The Human Side of Change Management: lessons learned from Toyota, Airbus, and Silicon Valley

We seem to have a problem with change. We all know it is inevitable, and that technology is accelerating it. However, our human condition seems to get in the way of change. 

We are, after all, creatures of habit. This fact seems to clash with another truth: whenever a situation changes, someone, somewhere, needs to change their behavior.

Moreover, everybody seems to agree that this is a significant obstacle when driving organizational change.

A few months ago, I surveyed my LinkedIn network. I was trying to prioritize a few subjects I intended to develop into webinars. The target audience was Executives and Leaders with the mission of driving change within their companies. Among the candidate subjects, the clear winner was Change Management: how to address the emotional and psychological factors that help people embrace change.

I dove into my arsenal of experiences leading organizational transformations in my work within companies like Toyota, Airbus, Eurocopter, Wrike and now in my work at Rever helping companies and teams in France, Germany, UK, Spain, Mexico, USA, Poland, Japan, Hong Kong and India.

The result is the webinar below:

Leading Change: How to Conquer Hearts and Minds for Lasting Impact
Master the human side of Change Management to prevent resistance. Understand the emotional and behavioral factors that drive people to embrace change.

Recorded a few weeks ago, it includes stories that involve elephants, mad drivers, firefighters, Champagne bottles, and angry Frenchmen. It does make sense when you hear the full stories and examples.

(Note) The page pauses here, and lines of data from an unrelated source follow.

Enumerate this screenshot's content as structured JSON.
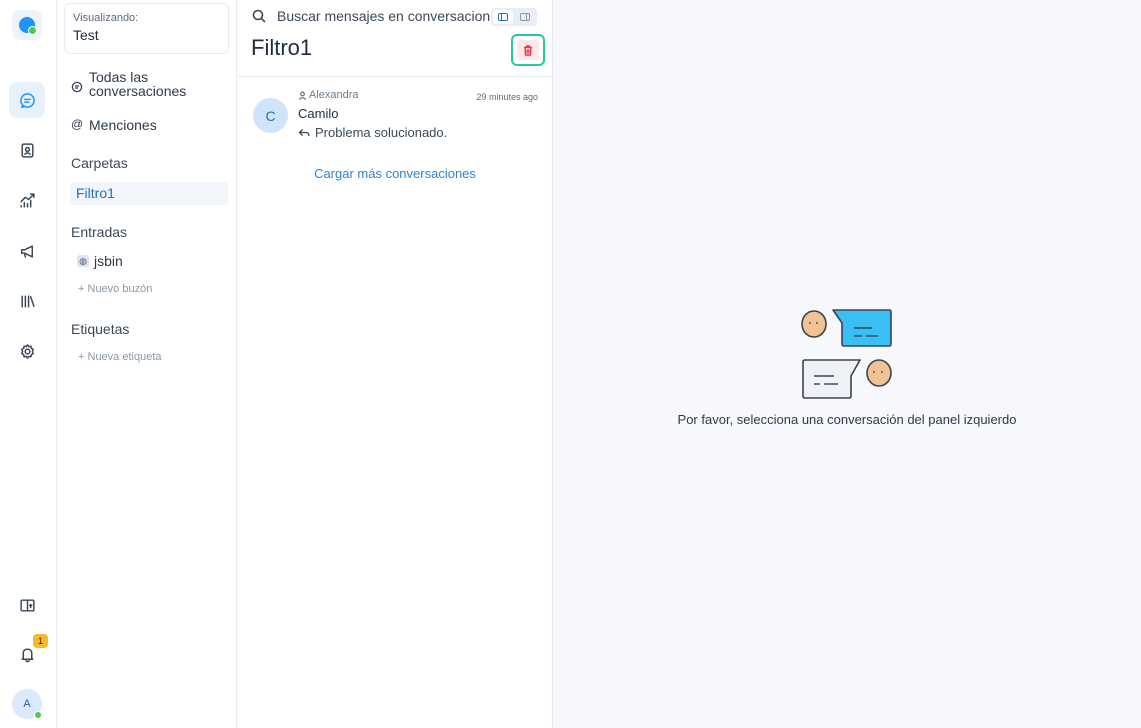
{
  "rail": {
    "nav": [
      {
        "name": "conversations-icon",
        "active": true
      },
      {
        "name": "contacts-icon",
        "active": false
      },
      {
        "name": "reports-icon",
        "active": false
      },
      {
        "name": "campaigns-icon",
        "active": false
      },
      {
        "name": "library-icon",
        "active": false
      },
      {
        "name": "settings-icon",
        "active": false
      }
    ],
    "notification_count": "1",
    "avatar_initial": "A",
    "accent": "#1f93ff",
    "online_color": "#44ce4b"
  },
  "sidebar": {
    "account_label": "Visualizando:",
    "account_name": "Test",
    "all_conversations": "Todas las conversaciones",
    "mentions": "Menciones",
    "folders_heading": "Carpetas",
    "folder_active": "Filtro1",
    "inboxes_heading": "Entradas",
    "inbox_name": "jsbin",
    "new_inbox": "Nuevo buzón",
    "labels_heading": "Etiquetas",
    "new_label": "Nueva etiqueta"
  },
  "list": {
    "search_placeholder": "Buscar mensajes en conversaciones",
    "folder_title": "Filtro1",
    "conversations": [
      {
        "initial": "C",
        "assignee": "Alexandra",
        "time": "29 minutes ago",
        "name": "Camilo",
        "last_message": "Problema solucionado."
      }
    ],
    "load_more": "Cargar más conversaciones"
  },
  "main": {
    "empty_text": "Por favor, selecciona una conversación del panel izquierdo"
  }
}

If your job is to lead teams and organizations through change (there is no reason why it should not be, if you are a manager), this is for you. Enjoy!

 

PS: If you missed the chance of asking questions during the live webinar, please use the comments section in this post, and I will do my best to answer quickly.

 

Errette Dunn is the Co-Founder and CEO of Rever. You can connect with him on LinkedIn or follow him on Twitter.